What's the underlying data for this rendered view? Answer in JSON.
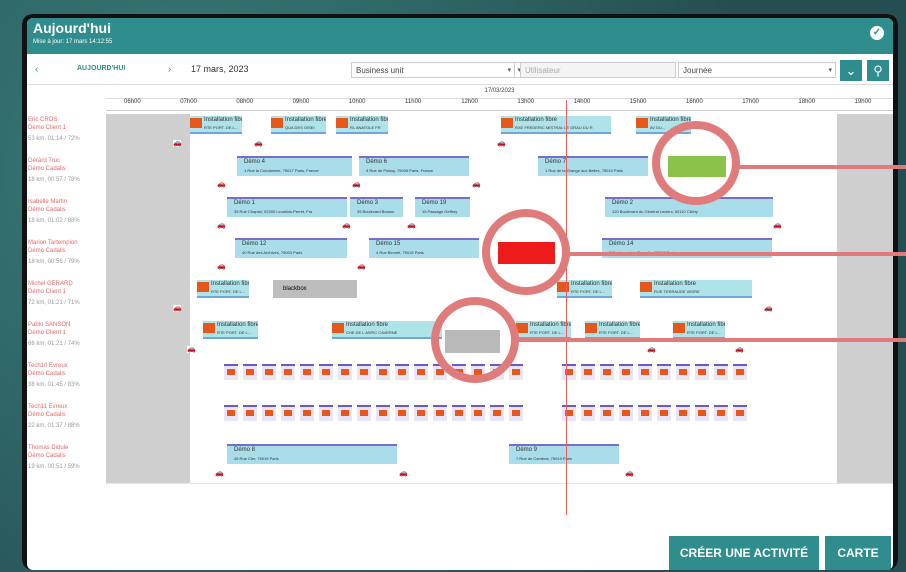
{
  "header": {
    "title": "Aujourd'hui",
    "subtitle": "Mise à jour: 17 mars 14:12:55"
  },
  "toolbar": {
    "prev": "‹",
    "today_label": "AUJOURD'HUI",
    "next": "›",
    "date": "17 mars, 2023",
    "business_unit": "Business unit",
    "user_placeholder": "Utilisateur",
    "view": "Journée",
    "filter_icon": "chevron-down-icon",
    "search_icon": "search-icon"
  },
  "timeline": {
    "date": "17/03/2023",
    "hours": [
      "06h00",
      "07h00",
      "08h00",
      "09h00",
      "10h00",
      "11h00",
      "12h00",
      "13h00",
      "14h00",
      "15h00",
      "16h00",
      "17h00",
      "18h00",
      "19h00"
    ]
  },
  "resources": [
    {
      "name": "Eric CROS",
      "team": "Démo Client 1",
      "stats": "53 km, 01:14 / 72%"
    },
    {
      "name": "Gérard Truc",
      "team": "Démo Cadalis",
      "stats": "18 km, 00:57 / 78%"
    },
    {
      "name": "Isabelle Martin",
      "team": "Démo Cadalis",
      "stats": "18 km, 01:02 / 88%"
    },
    {
      "name": "Marion Tartempion",
      "team": "Démo Cadalis",
      "stats": "18 km, 00:56 / 79%"
    },
    {
      "name": "Michel GERARD",
      "team": "Démo Client 1",
      "stats": "72 km, 01:21 / 71%"
    },
    {
      "name": "Pablo SANSON",
      "team": "Démo Client 1",
      "stats": "66 km, 01:21 / 74%"
    },
    {
      "name": "Tech10 Evreux",
      "team": "Démo Cadalis",
      "stats": "38 km, 01:45 / 83%"
    },
    {
      "name": "Tech11 Evreux",
      "team": "Démo Cadalis",
      "stats": "22 km, 01:37 / 88%"
    },
    {
      "name": "Thomas Didule",
      "team": "Démo Cadalis",
      "stats": "19 km, 00:51 / 59%"
    }
  ],
  "activities": {
    "installation": "Installation fibre",
    "addr_1": "RTE PORT. DE L...",
    "addr_2": "QUA DES OISEI",
    "addr_3": "RL ANATOLE FR",
    "addr_4": "RXE FREDERIC MISTRAL LE GRAU DU R",
    "addr_5": "AV DU...",
    "demo4": "Démo 4",
    "demo4_addr": "1 Rue la Condamine, 75017 Paris, France",
    "demo6": "Démo 6",
    "demo6_addr": "3 Rue de Poissy, 75005 Paris, France",
    "demo7": "Démo 7",
    "demo7_addr": "1 Rue de la Grange aux Belles, 75010 Paris",
    "demo1": "Démo 1",
    "demo1_addr": "35 Rue Chaptal, 92300 Levallois-Perret, Fra",
    "demo3": "Démo 3",
    "demo3_addr": "39 Boulevard Beaum",
    "demo19": "Démo 19",
    "demo19_addr": "15 Passage Geffroy",
    "demo2": "Démo 2",
    "demo2_addr": "120 Boulevard du Général Leclerc, 92110 Clichy",
    "demo12": "Démo 12",
    "demo12_addr": "40 Rue des Archives, 75003 Paris",
    "demo15": "Démo 15",
    "demo15_addr": "4 Rue Blomet, 75015 Paris",
    "demo14": "Démo 14",
    "demo14_addr": "5 Boulevard de Grenelle, 75015 Paris",
    "blackbox": "blackbox",
    "demo8": "Démo 8",
    "demo8_addr": "45 Rue Cler, 75019 Paris",
    "demo9": "Démo 9",
    "demo9_addr": "7 Rue de Cambrai, 75019 Paris",
    "inst_fibre_addr": "CHE DE L ASPIC CAVERNE",
    "inst_addr_6": "RUE TERRAUDE VIEIRE"
  },
  "buttons": {
    "create": "CRÉER UNE ACTIVITÉ",
    "map": "CARTE"
  },
  "colors": {
    "teal": "#2f8d8e",
    "accent_red": "#ee1b1b",
    "accent_green": "#8bc34a",
    "annotation": "#e07b7b"
  }
}
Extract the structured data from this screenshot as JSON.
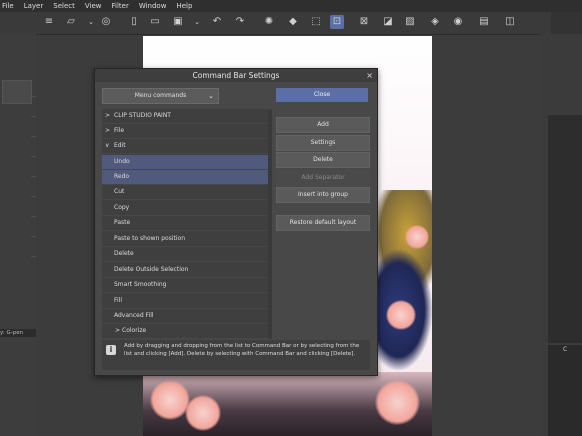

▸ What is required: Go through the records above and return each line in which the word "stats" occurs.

▸ Response box:
      "stats": "53 km, 01:14 / 72%"
      "stats": "18 km, 00:57 / 78%"
      "stats": "18 km, 01:02 / 88%"
      "stats": "18 km, 00:56 / 79%"
      "stats": "72 km, 01:21 / 71%"
      "stats": "66 km, 01:21 / 74%"
      "stats": "38 km, 01:45 / 83%"
      "stats": "22 km, 01:37 / 88%"
      "stats": "19 km, 00:51 / 59%"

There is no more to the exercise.